ASSIGNMENT: Give back each line below verbatim.

DATA EXCERPTS:

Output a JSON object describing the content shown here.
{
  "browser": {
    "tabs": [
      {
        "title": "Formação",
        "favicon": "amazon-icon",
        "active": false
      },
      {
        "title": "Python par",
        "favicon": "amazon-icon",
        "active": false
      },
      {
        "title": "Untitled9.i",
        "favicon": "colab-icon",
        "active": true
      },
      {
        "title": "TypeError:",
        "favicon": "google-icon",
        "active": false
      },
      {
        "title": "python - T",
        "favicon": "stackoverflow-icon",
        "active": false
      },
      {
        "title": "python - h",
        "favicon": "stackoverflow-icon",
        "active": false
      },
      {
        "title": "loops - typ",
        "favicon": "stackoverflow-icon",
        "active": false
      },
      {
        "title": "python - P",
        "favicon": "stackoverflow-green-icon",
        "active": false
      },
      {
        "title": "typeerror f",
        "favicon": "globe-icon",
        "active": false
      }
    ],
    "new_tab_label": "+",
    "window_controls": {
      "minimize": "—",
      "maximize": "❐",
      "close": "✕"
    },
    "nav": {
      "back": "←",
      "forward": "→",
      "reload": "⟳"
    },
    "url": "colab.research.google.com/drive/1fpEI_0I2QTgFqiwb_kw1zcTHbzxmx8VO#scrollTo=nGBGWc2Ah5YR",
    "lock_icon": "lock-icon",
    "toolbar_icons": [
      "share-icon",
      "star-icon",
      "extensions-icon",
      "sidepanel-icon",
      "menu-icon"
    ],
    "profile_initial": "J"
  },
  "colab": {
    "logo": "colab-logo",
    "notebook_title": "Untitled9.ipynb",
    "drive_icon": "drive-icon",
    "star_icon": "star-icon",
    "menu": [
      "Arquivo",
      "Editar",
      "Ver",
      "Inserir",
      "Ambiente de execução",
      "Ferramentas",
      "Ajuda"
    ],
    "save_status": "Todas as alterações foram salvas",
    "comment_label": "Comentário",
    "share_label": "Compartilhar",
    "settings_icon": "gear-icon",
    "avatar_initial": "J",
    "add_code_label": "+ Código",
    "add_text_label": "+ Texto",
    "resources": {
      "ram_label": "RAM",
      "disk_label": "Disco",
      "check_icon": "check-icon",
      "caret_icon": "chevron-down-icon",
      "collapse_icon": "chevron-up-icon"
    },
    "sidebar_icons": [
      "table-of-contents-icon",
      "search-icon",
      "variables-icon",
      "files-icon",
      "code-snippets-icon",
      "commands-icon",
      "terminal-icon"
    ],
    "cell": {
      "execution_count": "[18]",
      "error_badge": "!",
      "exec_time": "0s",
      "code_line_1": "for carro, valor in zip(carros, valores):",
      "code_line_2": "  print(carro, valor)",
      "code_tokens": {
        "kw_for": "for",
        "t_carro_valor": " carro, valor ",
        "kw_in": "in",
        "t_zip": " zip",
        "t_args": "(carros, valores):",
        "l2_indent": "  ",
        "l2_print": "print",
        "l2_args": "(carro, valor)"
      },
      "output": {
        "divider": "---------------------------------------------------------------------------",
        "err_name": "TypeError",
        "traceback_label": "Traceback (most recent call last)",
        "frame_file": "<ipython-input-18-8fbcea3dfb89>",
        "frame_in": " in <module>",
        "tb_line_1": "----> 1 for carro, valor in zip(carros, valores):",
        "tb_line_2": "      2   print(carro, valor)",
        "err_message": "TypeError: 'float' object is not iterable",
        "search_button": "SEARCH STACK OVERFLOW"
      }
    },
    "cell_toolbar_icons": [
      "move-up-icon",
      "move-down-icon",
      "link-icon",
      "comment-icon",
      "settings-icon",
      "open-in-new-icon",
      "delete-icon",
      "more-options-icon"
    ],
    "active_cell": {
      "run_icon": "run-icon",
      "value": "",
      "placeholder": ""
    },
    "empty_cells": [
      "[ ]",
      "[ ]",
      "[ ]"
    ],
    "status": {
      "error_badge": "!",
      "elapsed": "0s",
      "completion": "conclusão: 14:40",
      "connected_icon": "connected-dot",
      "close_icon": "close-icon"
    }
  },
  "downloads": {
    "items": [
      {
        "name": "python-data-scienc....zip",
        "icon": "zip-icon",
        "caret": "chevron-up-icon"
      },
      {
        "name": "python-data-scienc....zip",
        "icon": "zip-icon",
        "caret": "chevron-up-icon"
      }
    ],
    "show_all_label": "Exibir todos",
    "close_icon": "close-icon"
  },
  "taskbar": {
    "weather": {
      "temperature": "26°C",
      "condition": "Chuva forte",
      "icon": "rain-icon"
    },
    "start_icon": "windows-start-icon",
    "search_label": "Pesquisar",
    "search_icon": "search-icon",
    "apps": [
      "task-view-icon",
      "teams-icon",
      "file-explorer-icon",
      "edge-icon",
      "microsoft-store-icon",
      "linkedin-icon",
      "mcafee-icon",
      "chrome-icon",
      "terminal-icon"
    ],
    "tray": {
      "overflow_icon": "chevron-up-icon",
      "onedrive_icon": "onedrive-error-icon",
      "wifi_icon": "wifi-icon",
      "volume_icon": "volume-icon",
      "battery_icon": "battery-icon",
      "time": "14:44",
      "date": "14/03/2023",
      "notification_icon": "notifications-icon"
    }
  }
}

RESPONSE BOX:
Output a JSON object describing the content shown here.
{
  "browser": {
    "tabs": [
      {
        "title": "Formação",
        "favicon": "amazon-icon",
        "active": false
      },
      {
        "title": "Python par",
        "favicon": "amazon-icon",
        "active": false
      },
      {
        "title": "Untitled9.i",
        "favicon": "colab-icon",
        "active": true
      },
      {
        "title": "TypeError:",
        "favicon": "google-icon",
        "active": false
      },
      {
        "title": "python - T",
        "favicon": "stackoverflow-icon",
        "active": false
      },
      {
        "title": "python - h",
        "favicon": "stackoverflow-icon",
        "active": false
      },
      {
        "title": "loops - typ",
        "favicon": "stackoverflow-icon",
        "active": false
      },
      {
        "title": "python - P",
        "favicon": "stackoverflow-green-icon",
        "active": false
      },
      {
        "title": "typeerror f",
        "favicon": "globe-icon",
        "active": false
      }
    ],
    "new_tab_label": "+",
    "window_controls": {
      "minimize": "—",
      "maximize": "❐",
      "close": "✕"
    },
    "nav": {
      "back": "←",
      "forward": "→",
      "reload": "⟳"
    },
    "url": "colab.research.google.com/drive/1fpEI_0I2QTgFqiwb_kw1zcTHbzxmx8VO#scrollTo=nGBGWc2Ah5YR",
    "lock_icon": "lock-icon",
    "toolbar_icons": [
      "share-icon",
      "star-icon",
      "extensions-icon",
      "sidepanel-icon",
      "menu-icon"
    ],
    "profile_initial": "J"
  },
  "colab": {
    "logo": "colab-logo",
    "notebook_title": "Untitled9.ipynb",
    "drive_icon": "drive-icon",
    "star_icon": "star-icon",
    "menu": [
      "Arquivo",
      "Editar",
      "Ver",
      "Inserir",
      "Ambiente de execução",
      "Ferramentas",
      "Ajuda"
    ],
    "save_status": "Todas as alterações foram salvas",
    "comment_label": "Comentário",
    "share_label": "Compartilhar",
    "settings_icon": "gear-icon",
    "avatar_initial": "J",
    "add_code_label": "+ Código",
    "add_text_label": "+ Texto",
    "resources": {
      "ram_label": "RAM",
      "disk_label": "Disco",
      "check_icon": "check-icon",
      "caret_icon": "chevron-down-icon",
      "collapse_icon": "chevron-up-icon"
    },
    "sidebar_icons": [
      "table-of-contents-icon",
      "search-icon",
      "variables-icon",
      "files-icon",
      "code-snippets-icon",
      "commands-icon",
      "terminal-icon"
    ],
    "cell": {
      "execution_count": "[18]",
      "error_badge": "!",
      "exec_time": "0s",
      "code_line_1": "for carro, valor in zip(carros, valores):",
      "code_line_2": "  print(carro, valor)",
      "code_tokens": {
        "kw_for": "for",
        "t_carro_valor": " carro, valor ",
        "kw_in": "in",
        "t_zip": " zip",
        "t_args": "(carros, valores):",
        "l2_indent": "  ",
        "l2_print": "print",
        "l2_args": "(carro, valor)"
      },
      "output": {
        "divider": "---------------------------------------------------------------------------",
        "err_name": "TypeError",
        "traceback_label": "Traceback (most recent call last)",
        "frame_file": "<ipython-input-18-8fbcea3dfb89>",
        "frame_in": " in <module>",
        "tb_line_1": "----> 1 for carro, valor in zip(carros, valores):",
        "tb_line_2": "      2   print(carro, valor)",
        "err_message": "TypeError: 'float' object is not iterable",
        "search_button": "SEARCH STACK OVERFLOW"
      }
    },
    "cell_toolbar_icons": [
      "move-up-icon",
      "move-down-icon",
      "link-icon",
      "comment-icon",
      "settings-icon",
      "open-in-new-icon",
      "delete-icon",
      "more-options-icon"
    ],
    "active_cell": {
      "run_icon": "run-icon",
      "value": "",
      "placeholder": ""
    },
    "empty_cells": [
      "[ ]",
      "[ ]",
      "[ ]"
    ],
    "status": {
      "error_badge": "!",
      "elapsed": "0s",
      "completion": "conclusão: 14:40",
      "connected_icon": "connected-dot",
      "close_icon": "close-icon"
    }
  },
  "downloads": {
    "items": [
      {
        "name": "python-data-scienc....zip",
        "icon": "zip-icon",
        "caret": "chevron-up-icon"
      },
      {
        "name": "python-data-scienc....zip",
        "icon": "zip-icon",
        "caret": "chevron-up-icon"
      }
    ],
    "show_all_label": "Exibir todos",
    "close_icon": "close-icon"
  },
  "taskbar": {
    "weather": {
      "temperature": "26°C",
      "condition": "Chuva forte",
      "icon": "rain-icon"
    },
    "start_icon": "windows-start-icon",
    "search_label": "Pesquisar",
    "search_icon": "search-icon",
    "apps": [
      "task-view-icon",
      "teams-icon",
      "file-explorer-icon",
      "edge-icon",
      "microsoft-store-icon",
      "linkedin-icon",
      "mcafee-icon",
      "chrome-icon",
      "terminal-icon"
    ],
    "tray": {
      "overflow_icon": "chevron-up-icon",
      "onedrive_icon": "onedrive-error-icon",
      "wifi_icon": "wifi-icon",
      "volume_icon": "volume-icon",
      "battery_icon": "battery-icon",
      "time": "14:44",
      "date": "14/03/2023",
      "notification_icon": "notifications-icon"
    }
  }
}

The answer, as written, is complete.